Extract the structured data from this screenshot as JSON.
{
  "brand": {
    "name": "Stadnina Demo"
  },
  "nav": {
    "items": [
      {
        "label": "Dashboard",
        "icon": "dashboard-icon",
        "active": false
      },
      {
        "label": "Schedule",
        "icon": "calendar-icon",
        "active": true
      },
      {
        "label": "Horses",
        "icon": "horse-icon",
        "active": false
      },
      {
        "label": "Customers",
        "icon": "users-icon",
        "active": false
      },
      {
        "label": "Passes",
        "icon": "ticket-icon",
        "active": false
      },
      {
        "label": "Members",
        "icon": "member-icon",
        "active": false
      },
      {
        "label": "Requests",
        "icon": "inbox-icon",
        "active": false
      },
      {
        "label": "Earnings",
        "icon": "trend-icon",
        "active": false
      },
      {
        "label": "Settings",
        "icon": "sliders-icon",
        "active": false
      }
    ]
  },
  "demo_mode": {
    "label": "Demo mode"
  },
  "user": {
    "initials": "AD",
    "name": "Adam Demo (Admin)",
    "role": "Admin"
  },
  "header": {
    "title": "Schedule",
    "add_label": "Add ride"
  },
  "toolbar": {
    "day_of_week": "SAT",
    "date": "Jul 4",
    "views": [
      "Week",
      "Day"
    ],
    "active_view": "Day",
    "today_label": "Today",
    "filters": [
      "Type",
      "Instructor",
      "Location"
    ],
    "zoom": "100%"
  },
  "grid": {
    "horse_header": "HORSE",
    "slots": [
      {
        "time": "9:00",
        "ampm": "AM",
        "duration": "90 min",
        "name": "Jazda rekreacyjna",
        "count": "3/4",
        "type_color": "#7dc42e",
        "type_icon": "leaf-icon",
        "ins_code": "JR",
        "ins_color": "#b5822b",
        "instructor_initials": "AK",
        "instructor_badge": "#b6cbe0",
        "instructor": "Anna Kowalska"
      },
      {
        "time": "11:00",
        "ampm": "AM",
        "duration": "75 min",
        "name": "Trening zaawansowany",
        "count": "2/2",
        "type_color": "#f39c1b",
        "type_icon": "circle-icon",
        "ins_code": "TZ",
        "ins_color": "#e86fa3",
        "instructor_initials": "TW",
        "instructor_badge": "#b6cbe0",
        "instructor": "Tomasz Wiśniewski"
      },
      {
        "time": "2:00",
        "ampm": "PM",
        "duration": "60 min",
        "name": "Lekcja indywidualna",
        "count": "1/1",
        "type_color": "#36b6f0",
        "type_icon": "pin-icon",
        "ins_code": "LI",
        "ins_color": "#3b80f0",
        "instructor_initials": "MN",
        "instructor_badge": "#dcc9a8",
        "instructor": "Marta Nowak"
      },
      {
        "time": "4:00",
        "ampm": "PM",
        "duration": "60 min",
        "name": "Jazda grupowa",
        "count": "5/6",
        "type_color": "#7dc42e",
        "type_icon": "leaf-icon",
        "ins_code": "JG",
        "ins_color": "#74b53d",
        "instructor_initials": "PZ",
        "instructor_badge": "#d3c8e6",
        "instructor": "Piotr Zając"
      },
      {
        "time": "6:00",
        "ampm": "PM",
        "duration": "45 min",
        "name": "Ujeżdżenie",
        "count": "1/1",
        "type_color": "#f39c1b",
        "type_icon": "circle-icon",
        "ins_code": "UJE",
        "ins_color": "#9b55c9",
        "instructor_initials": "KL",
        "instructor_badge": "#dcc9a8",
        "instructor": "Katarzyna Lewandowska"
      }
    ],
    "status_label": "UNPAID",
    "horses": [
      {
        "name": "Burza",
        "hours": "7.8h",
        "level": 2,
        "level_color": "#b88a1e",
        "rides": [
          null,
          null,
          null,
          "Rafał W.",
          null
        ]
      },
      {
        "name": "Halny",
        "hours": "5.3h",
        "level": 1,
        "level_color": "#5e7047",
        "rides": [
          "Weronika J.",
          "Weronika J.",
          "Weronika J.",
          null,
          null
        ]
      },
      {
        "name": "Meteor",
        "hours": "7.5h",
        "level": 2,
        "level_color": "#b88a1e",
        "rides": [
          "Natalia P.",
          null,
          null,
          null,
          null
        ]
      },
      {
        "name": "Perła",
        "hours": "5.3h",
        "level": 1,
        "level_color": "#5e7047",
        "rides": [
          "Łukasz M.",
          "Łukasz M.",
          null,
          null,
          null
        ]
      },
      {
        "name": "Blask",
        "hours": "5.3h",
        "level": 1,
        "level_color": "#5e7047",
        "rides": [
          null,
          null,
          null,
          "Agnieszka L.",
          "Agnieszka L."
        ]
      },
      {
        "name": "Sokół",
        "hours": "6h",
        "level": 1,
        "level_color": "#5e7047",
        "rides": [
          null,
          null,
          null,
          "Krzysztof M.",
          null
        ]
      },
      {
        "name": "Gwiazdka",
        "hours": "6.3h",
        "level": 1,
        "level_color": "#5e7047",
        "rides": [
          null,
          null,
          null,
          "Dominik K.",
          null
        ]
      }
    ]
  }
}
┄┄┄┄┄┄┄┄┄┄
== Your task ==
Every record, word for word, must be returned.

== Task output ==
Extract the structured data from this screenshot as JSON.
{
  "brand": {
    "name": "Stadnina Demo"
  },
  "nav": {
    "items": [
      {
        "label": "Dashboard",
        "icon": "dashboard-icon",
        "active": false
      },
      {
        "label": "Schedule",
        "icon": "calendar-icon",
        "active": true
      },
      {
        "label": "Horses",
        "icon": "horse-icon",
        "active": false
      },
      {
        "label": "Customers",
        "icon": "users-icon",
        "active": false
      },
      {
        "label": "Passes",
        "icon": "ticket-icon",
        "active": false
      },
      {
        "label": "Members",
        "icon": "member-icon",
        "active": false
      },
      {
        "label": "Requests",
        "icon": "inbox-icon",
        "active": false
      },
      {
        "label": "Earnings",
        "icon": "trend-icon",
        "active": false
      },
      {
        "label": "Settings",
        "icon": "sliders-icon",
        "active": false
      }
    ]
  },
  "demo_mode": {
    "label": "Demo mode"
  },
  "user": {
    "initials": "AD",
    "name": "Adam Demo (Admin)",
    "role": "Admin"
  },
  "header": {
    "title": "Schedule",
    "add_label": "Add ride"
  },
  "toolbar": {
    "day_of_week": "SAT",
    "date": "Jul 4",
    "views": [
      "Week",
      "Day"
    ],
    "active_view": "Day",
    "today_label": "Today",
    "filters": [
      "Type",
      "Instructor",
      "Location"
    ],
    "zoom": "100%"
  },
  "grid": {
    "horse_header": "HORSE",
    "slots": [
      {
        "time": "9:00",
        "ampm": "AM",
        "duration": "90 min",
        "name": "Jazda rekreacyjna",
        "count": "3/4",
        "type_color": "#7dc42e",
        "type_icon": "leaf-icon",
        "ins_code": "JR",
        "ins_color": "#b5822b",
        "instructor_initials": "AK",
        "instructor_badge": "#b6cbe0",
        "instructor": "Anna Kowalska"
      },
      {
        "time": "11:00",
        "ampm": "AM",
        "duration": "75 min",
        "name": "Trening zaawansowany",
        "count": "2/2",
        "type_color": "#f39c1b",
        "type_icon": "circle-icon",
        "ins_code": "TZ",
        "ins_color": "#e86fa3",
        "instructor_initials": "TW",
        "instructor_badge": "#b6cbe0",
        "instructor": "Tomasz Wiśniewski"
      },
      {
        "time": "2:00",
        "ampm": "PM",
        "duration": "60 min",
        "name": "Lekcja indywidualna",
        "count": "1/1",
        "type_color": "#36b6f0",
        "type_icon": "pin-icon",
        "ins_code": "LI",
        "ins_color": "#3b80f0",
        "instructor_initials": "MN",
        "instructor_badge": "#dcc9a8",
        "instructor": "Marta Nowak"
      },
      {
        "time": "4:00",
        "ampm": "PM",
        "duration": "60 min",
        "name": "Jazda grupowa",
        "count": "5/6",
        "type_color": "#7dc42e",
        "type_icon": "leaf-icon",
        "ins_code": "JG",
        "ins_color": "#74b53d",
        "instructor_initials": "PZ",
        "instructor_badge": "#d3c8e6",
        "instructor": "Piotr Zając"
      },
      {
        "time": "6:00",
        "ampm": "PM",
        "duration": "45 min",
        "name": "Ujeżdżenie",
        "count": "1/1",
        "type_color": "#f39c1b",
        "type_icon": "circle-icon",
        "ins_code": "UJE",
        "ins_color": "#9b55c9",
        "instructor_initials": "KL",
        "instructor_badge": "#dcc9a8",
        "instructor": "Katarzyna Lewandowska"
      }
    ],
    "status_label": "UNPAID",
    "horses": [
      {
        "name": "Burza",
        "hours": "7.8h",
        "level": 2,
        "level_color": "#b88a1e",
        "rides": [
          null,
          null,
          null,
          "Rafał W.",
          null
        ]
      },
      {
        "name": "Halny",
        "hours": "5.3h",
        "level": 1,
        "level_color": "#5e7047",
        "rides": [
          "Weronika J.",
          "Weronika J.",
          "Weronika J.",
          null,
          null
        ]
      },
      {
        "name": "Meteor",
        "hours": "7.5h",
        "level": 2,
        "level_color": "#b88a1e",
        "rides": [
          "Natalia P.",
          null,
          null,
          null,
          null
        ]
      },
      {
        "name": "Perła",
        "hours": "5.3h",
        "level": 1,
        "level_color": "#5e7047",
        "rides": [
          "Łukasz M.",
          "Łukasz M.",
          null,
          null,
          null
        ]
      },
      {
        "name": "Blask",
        "hours": "5.3h",
        "level": 1,
        "level_color": "#5e7047",
        "rides": [
          null,
          null,
          null,
          "Agnieszka L.",
          "Agnieszka L."
        ]
      },
      {
        "name": "Sokół",
        "hours": "6h",
        "level": 1,
        "level_color": "#5e7047",
        "rides": [
          null,
          null,
          null,
          "Krzysztof M.",
          null
        ]
      },
      {
        "name": "Gwiazdka",
        "hours": "6.3h",
        "level": 1,
        "level_color": "#5e7047",
        "rides": [
          null,
          null,
          null,
          "Dominik K.",
          null
        ]
      }
    ]
  }
}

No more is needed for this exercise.